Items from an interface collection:
===
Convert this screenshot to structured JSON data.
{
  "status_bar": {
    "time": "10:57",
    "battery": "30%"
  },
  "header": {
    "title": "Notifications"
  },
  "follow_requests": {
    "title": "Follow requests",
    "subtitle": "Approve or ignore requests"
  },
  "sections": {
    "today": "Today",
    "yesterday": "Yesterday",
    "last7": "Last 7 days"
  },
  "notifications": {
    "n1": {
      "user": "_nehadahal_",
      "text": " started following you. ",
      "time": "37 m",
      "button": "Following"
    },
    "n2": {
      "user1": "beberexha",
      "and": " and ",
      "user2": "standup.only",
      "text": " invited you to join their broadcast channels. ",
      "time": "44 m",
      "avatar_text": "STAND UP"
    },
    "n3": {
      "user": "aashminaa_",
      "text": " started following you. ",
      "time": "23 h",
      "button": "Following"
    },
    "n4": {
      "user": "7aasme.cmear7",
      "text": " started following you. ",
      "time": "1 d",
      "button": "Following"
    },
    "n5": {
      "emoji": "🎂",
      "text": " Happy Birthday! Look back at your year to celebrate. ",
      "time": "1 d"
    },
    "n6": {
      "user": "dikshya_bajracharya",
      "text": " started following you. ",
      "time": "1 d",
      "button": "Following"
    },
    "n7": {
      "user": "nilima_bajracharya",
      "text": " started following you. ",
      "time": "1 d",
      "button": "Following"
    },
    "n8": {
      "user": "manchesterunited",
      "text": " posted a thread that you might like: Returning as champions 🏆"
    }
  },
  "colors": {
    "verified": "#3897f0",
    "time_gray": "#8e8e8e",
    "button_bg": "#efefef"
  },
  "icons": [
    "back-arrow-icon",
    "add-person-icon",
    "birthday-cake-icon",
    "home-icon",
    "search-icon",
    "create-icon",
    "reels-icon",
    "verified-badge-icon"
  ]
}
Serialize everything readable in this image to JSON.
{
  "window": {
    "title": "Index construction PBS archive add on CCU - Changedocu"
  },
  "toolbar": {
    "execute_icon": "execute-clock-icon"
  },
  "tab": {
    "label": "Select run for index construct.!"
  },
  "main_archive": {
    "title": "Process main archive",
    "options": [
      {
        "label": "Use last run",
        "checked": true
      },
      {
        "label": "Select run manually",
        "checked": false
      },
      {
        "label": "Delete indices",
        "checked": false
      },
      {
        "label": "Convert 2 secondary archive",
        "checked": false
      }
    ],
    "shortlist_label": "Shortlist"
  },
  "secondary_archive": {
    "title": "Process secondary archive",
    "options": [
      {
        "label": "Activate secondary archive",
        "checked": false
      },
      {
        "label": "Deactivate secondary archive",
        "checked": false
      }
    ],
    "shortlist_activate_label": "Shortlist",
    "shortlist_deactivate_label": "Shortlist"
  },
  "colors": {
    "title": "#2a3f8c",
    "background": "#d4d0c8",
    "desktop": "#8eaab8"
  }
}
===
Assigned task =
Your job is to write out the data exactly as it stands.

Response area =
Convert this screenshot to structured JSON data.
{
  "status_bar": {
    "time": "10:57",
    "battery": "30%"
  },
  "header": {
    "title": "Notifications"
  },
  "follow_requests": {
    "title": "Follow requests",
    "subtitle": "Approve or ignore requests"
  },
  "sections": {
    "today": "Today",
    "yesterday": "Yesterday",
    "last7": "Last 7 days"
  },
  "notifications": {
    "n1": {
      "user": "_nehadahal_",
      "text": " started following you. ",
      "time": "37 m",
      "button": "Following"
    },
    "n2": {
      "user1": "beberexha",
      "and": " and ",
      "user2": "standup.only",
      "text": " invited you to join their broadcast channels. ",
      "time": "44 m",
      "avatar_text": "STAND UP"
    },
    "n3": {
      "user": "aashminaa_",
      "text": " started following you. ",
      "time": "23 h",
      "button": "Following"
    },
    "n4": {
      "user": "7aasme.cmear7",
      "text": " started following you. ",
      "time": "1 d",
      "button": "Following"
    },
    "n5": {
      "emoji": "🎂",
      "text": " Happy Birthday! Look back at your year to celebrate. ",
      "time": "1 d"
    },
    "n6": {
      "user": "dikshya_bajracharya",
      "text": " started following you. ",
      "time": "1 d",
      "button": "Following"
    },
    "n7": {
      "user": "nilima_bajracharya",
      "text": " started following you. ",
      "time": "1 d",
      "button": "Following"
    },
    "n8": {
      "user": "manchesterunited",
      "text": " posted a thread that you might like: Returning as champions 🏆"
    }
  },
  "colors": {
    "verified": "#3897f0",
    "time_gray": "#8e8e8e",
    "button_bg": "#efefef"
  },
  "icons": [
    "back-arrow-icon",
    "add-person-icon",
    "birthday-cake-icon",
    "home-icon",
    "search-icon",
    "create-icon",
    "reels-icon",
    "verified-badge-icon"
  ]
}
Serialize everything readable in this image to JSON.
{
  "window": {
    "title": "Index construction PBS archive add on CCU - Changedocu"
  },
  "toolbar": {
    "execute_icon": "execute-clock-icon"
  },
  "tab": {
    "label": "Select run for index construct.!"
  },
  "main_archive": {
    "title": "Process main archive",
    "options": [
      {
        "label": "Use last run",
        "checked": true
      },
      {
        "label": "Select run manually",
        "checked": false
      },
      {
        "label": "Delete indices",
        "checked": false
      },
      {
        "label": "Convert 2 secondary archive",
        "checked": false
      }
    ],
    "shortlist_label": "Shortlist"
  },
  "secondary_archive": {
    "title": "Process secondary archive",
    "options": [
      {
        "label": "Activate secondary archive",
        "checked": false
      },
      {
        "label": "Deactivate secondary archive",
        "checked": false
      }
    ],
    "shortlist_activate_label": "Shortlist",
    "shortlist_deactivate_label": "Shortlist"
  },
  "colors": {
    "title": "#2a3f8c",
    "background": "#d4d0c8",
    "desktop": "#8eaab8"
  }
}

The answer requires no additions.